Supplied material: Begin
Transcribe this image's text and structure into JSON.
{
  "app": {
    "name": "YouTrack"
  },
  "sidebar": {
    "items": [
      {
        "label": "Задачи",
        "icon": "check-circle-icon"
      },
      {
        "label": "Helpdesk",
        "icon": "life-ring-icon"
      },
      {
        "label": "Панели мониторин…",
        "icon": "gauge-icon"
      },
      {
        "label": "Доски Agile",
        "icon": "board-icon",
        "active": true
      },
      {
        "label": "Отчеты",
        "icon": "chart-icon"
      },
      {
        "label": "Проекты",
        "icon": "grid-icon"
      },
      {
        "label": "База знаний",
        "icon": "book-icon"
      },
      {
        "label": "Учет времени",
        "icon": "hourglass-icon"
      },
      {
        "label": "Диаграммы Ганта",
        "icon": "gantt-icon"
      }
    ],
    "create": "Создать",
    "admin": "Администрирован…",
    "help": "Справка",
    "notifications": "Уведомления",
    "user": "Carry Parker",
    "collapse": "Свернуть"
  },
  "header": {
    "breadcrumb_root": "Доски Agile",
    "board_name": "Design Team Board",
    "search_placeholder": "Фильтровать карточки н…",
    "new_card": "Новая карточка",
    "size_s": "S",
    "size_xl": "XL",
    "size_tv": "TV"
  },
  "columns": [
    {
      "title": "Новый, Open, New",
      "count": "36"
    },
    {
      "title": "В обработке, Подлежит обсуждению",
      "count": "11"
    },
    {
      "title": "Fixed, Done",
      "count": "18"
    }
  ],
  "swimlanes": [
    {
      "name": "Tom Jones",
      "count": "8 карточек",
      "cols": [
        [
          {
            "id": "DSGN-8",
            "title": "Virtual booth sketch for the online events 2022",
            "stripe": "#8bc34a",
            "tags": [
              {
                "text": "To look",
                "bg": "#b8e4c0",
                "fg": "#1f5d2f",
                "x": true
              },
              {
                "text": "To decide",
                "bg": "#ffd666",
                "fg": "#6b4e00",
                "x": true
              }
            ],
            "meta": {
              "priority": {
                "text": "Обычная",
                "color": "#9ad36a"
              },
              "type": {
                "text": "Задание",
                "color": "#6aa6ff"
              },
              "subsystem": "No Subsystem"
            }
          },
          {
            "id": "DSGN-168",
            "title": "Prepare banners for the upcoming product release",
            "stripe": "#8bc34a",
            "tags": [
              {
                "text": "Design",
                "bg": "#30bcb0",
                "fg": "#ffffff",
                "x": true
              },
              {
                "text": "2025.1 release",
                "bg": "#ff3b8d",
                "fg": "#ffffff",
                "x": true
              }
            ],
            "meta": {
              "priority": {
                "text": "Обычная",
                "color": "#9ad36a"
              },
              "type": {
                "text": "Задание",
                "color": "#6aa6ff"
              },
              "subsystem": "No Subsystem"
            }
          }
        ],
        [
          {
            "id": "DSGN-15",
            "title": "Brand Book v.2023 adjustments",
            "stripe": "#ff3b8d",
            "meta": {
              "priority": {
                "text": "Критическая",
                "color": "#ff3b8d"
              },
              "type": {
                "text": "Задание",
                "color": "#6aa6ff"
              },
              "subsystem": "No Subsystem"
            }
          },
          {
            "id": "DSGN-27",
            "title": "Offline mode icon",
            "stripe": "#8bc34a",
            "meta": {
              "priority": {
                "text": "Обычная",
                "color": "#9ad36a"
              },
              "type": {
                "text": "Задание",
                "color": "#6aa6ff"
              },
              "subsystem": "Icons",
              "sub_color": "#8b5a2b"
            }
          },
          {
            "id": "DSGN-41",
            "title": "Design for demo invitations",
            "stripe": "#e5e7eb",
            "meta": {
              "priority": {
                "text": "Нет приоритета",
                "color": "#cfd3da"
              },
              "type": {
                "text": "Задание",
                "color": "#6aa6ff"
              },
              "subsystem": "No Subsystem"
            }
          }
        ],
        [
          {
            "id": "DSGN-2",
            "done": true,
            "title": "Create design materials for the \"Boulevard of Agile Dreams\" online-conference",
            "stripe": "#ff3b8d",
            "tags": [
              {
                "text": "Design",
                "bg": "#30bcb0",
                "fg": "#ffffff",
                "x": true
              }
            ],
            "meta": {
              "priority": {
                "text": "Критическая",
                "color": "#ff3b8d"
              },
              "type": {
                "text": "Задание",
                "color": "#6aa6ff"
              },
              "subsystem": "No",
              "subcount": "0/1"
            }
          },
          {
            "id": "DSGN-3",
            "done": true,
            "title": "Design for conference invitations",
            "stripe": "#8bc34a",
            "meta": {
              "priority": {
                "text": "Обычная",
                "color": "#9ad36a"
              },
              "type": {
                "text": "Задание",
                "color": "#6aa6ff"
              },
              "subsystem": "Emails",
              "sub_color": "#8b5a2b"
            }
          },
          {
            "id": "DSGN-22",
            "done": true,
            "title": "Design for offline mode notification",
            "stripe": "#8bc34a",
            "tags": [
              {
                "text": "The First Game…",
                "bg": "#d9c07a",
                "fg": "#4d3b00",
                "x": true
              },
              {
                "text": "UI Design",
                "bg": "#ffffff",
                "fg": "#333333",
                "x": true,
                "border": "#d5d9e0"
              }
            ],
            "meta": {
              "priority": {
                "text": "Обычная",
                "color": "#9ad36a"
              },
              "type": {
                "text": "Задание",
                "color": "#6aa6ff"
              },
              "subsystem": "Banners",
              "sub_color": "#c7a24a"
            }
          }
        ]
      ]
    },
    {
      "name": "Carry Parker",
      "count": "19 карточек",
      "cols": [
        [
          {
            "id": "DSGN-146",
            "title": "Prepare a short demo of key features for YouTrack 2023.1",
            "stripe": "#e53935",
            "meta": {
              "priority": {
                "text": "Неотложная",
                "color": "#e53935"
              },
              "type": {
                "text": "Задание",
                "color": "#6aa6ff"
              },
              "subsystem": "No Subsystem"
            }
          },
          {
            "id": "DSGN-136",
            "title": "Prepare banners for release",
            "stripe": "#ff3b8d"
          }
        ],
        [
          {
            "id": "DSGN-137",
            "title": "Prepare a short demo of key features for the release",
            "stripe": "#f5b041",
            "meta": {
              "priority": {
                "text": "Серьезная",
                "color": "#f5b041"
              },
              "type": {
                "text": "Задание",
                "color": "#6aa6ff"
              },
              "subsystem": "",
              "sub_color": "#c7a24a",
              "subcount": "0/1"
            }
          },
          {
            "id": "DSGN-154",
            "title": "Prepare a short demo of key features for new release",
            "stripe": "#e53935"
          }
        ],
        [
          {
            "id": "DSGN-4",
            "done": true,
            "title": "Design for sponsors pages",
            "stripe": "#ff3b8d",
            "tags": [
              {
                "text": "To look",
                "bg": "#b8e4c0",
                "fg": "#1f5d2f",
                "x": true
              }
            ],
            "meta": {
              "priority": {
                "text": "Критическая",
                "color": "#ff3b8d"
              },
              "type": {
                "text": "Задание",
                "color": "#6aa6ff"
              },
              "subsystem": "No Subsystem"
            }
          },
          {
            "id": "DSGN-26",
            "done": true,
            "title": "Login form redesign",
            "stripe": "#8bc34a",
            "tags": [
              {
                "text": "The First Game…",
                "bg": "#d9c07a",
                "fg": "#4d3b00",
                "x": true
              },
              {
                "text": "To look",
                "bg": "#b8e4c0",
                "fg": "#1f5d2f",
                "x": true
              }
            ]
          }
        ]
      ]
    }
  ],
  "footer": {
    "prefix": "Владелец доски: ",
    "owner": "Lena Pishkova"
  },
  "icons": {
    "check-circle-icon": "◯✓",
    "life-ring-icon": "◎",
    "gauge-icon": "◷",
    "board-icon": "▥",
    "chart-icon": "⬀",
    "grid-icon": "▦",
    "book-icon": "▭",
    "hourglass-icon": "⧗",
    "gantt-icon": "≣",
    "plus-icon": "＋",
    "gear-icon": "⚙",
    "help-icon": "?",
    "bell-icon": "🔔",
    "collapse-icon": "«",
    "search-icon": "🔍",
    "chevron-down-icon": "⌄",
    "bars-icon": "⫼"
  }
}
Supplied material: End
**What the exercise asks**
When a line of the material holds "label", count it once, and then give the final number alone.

**Result of this exercise**
9